SARAH: While Erin was thrilled to see school nursing highlighted in the recently released Future of Nursing 2020 to 2030 Report from the National Academy of Medicine, she’s also cognizant of the deep infrastructure needs that will continue to persist. And for Erin, demonstrating impact is paramount, and to do so, school nurses need to be well-positioned to collect data in the first place.
ERIN: What is the best practice of school nursing? NASN has Every Student Counts, which is a national uniform data set of definitions for certain things for all school nurses to collect the same way. Because we found that if there's not something like that, everyone's collecting it slightly different, then you can't bring it together. And if you can't bring the data together, you can't do the analysis, it's needed. And so, if states really worked together on some of these things, and then we did it nationally, we would have the type of data to better understand the complexities of our kids.

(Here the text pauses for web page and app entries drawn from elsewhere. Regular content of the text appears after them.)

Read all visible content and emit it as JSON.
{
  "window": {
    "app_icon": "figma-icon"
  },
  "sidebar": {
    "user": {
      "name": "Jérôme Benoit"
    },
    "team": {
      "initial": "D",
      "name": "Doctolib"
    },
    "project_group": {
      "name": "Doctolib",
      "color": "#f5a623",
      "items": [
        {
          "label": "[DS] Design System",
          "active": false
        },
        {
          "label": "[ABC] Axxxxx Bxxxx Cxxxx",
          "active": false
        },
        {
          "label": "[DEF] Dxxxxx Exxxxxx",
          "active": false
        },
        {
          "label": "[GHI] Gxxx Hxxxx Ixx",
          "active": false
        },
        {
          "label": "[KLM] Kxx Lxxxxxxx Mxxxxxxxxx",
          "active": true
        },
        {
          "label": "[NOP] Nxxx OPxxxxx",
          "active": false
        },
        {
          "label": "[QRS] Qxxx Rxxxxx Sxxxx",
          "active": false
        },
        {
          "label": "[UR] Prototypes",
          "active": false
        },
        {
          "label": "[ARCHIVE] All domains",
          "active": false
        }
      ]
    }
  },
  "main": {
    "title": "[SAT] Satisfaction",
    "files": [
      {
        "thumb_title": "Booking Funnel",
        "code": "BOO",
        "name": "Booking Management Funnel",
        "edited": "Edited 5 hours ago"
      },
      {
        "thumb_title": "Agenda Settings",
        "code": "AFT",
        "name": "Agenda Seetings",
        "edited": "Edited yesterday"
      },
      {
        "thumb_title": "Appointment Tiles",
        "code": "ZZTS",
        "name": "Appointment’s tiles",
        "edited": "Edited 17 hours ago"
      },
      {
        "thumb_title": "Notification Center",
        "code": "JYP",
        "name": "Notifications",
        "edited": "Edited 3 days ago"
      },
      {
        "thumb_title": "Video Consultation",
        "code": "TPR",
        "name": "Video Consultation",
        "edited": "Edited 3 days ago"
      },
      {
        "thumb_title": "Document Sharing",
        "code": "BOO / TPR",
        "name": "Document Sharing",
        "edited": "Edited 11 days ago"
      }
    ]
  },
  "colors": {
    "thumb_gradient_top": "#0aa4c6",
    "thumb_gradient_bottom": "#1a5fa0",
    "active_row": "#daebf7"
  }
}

But also what is the best staffing formula that's needed, because it's not just number of kids, there's too many complexities of kids to just say, one nurse per X number of students even, you know, what's the number of kids that have a certain chronic condition or, you know, speak multiple languages, or are living in poverty or move every few months, all these things impact their health, as well as what school nurses do. And it's got to be all looked at together, as well as what are the unique contributions that a school nurse makes to make sure that they're able to do those functions well? Because we, unfortunately, hear if school nurses sometimes still having like bus duty or recess duty or something, which are very important roles but might not be the best use of your school nurse when there's so many other complexities and issues that are going on.
When a school nurse is covering so many schools, it's really hard to show the impact of a school nurse.
The more they cover, the more difficult it is to show their impact, which from a policy perspective then makes it more difficult to have the data points we need to show why we need a school nurse. And then it just becomes the cycle of not having the manpower needed to show what they could be doing. But then it's like what come first chicken or the egg? Do you need the policy first? Or do we need the data first? or somewhere in the middle?
So, I think the role of school nurses in using data to help others understand what they do and the impact that they have has always been important and it's even going to be more important moving forward.
SARAH: Special thanks to Erin Maughan for taking time to talk with us. And make sure to check out our recent episode with three different school nurses who share about what their jobs have been like in response to the COVID-19 pandemic.
Funding for our special Access to Care series comes from the Center to Champion Nursing in America, which is a joint initiative of the Robert Wood Johnson Foundation, AARP, and AARP Foundation…along with the National Nurse-Led Care Consortium.
At the Core of Care is produced by Stephanie Marudas and Emily Previti of Kouvenda Media and mixed by Brad Linder.
I’m Sarah Hexem Hubbard of the Pennsylvania Action Coalition. Thanks for joining us.